Authors:Kala Shreen (Centre for Creativity Heritage and Development)
Paper short abstract:
The Kanchipuram silk sari is an indigenous textile of Tamilnadu, India. This paper will discuss the dynamic values of this sari such as craft, art, designer wear, heritage piece and glamorous attire generated by fashion stores in the context of its retailing and branding.
Paper long abstract:
The Kanchipuram silk sari is an indigenous textile of India originating in the town of Kanchipuram in the south-eastern state of Tamilnadu. This sari does not have a fixed status or value in its movement across time and space.

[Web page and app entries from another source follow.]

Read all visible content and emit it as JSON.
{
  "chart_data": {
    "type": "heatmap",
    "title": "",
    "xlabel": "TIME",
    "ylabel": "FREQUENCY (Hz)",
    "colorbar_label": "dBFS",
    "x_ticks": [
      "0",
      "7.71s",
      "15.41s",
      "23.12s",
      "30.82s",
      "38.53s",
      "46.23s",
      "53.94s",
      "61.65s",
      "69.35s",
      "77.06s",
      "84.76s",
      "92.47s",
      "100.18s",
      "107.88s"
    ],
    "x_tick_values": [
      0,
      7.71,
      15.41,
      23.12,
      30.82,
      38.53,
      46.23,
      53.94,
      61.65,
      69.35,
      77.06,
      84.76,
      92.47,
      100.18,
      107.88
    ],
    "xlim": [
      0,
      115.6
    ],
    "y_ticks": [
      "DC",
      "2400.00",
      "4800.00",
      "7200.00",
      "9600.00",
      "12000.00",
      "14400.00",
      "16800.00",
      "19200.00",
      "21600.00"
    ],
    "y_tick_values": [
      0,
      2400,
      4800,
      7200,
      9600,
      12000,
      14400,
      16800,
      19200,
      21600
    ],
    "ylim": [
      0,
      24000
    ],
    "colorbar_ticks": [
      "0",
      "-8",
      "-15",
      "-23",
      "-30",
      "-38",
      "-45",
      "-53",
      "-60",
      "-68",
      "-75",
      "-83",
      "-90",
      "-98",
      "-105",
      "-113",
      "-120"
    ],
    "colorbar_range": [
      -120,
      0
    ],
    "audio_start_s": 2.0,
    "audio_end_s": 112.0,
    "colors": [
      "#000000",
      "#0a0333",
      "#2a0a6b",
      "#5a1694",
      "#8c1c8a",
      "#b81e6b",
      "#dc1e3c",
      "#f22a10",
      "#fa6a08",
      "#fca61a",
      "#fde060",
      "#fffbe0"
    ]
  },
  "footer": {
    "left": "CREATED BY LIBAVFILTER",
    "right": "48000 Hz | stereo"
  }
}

While tracing the trajectory of this sari, in the context of its retailing and branding, one can observe fluid boundaries between various categories such as craft, art, designer wear, luxury couture, heritage piece and glamorous attire.
The publicity materials generated by the fashion stores create the status of an authentic craft and masterpiece for the Kanchipuram sari by highlighting the artisan's weaving lineage and the dexterity required for the handmade weaving process.
The promotional narratives draw attention to the individually designed and woven saris thereby transforming it into unique, designer wear and its concomitant redefinition as a work of creative art.
In contemporary times, the aesthetics of Kanchipuram sari demonstrates that this textile is not a static continuation of tradition. It is rather dynamic as seen in the various adaptations of traditional elements and the resultant hybridity. This amalgamation of tradition and innovation is a mediated form of heritage in the Tamil fashion world.
The public endorsement and perceived patronage of these saris by film stars featured in commercials transpose their 'reel-life' charisma to the garment, creating an aura of glamour for the sari.
Based on discourse analysis, this paper will thus discuss the dynamic valuation of the Kanchipuram sari as produced by fashion houses in Tamilnadu.
Fashionable tradition: innovation and continuity in the production and consumption of handmade textiles and crafts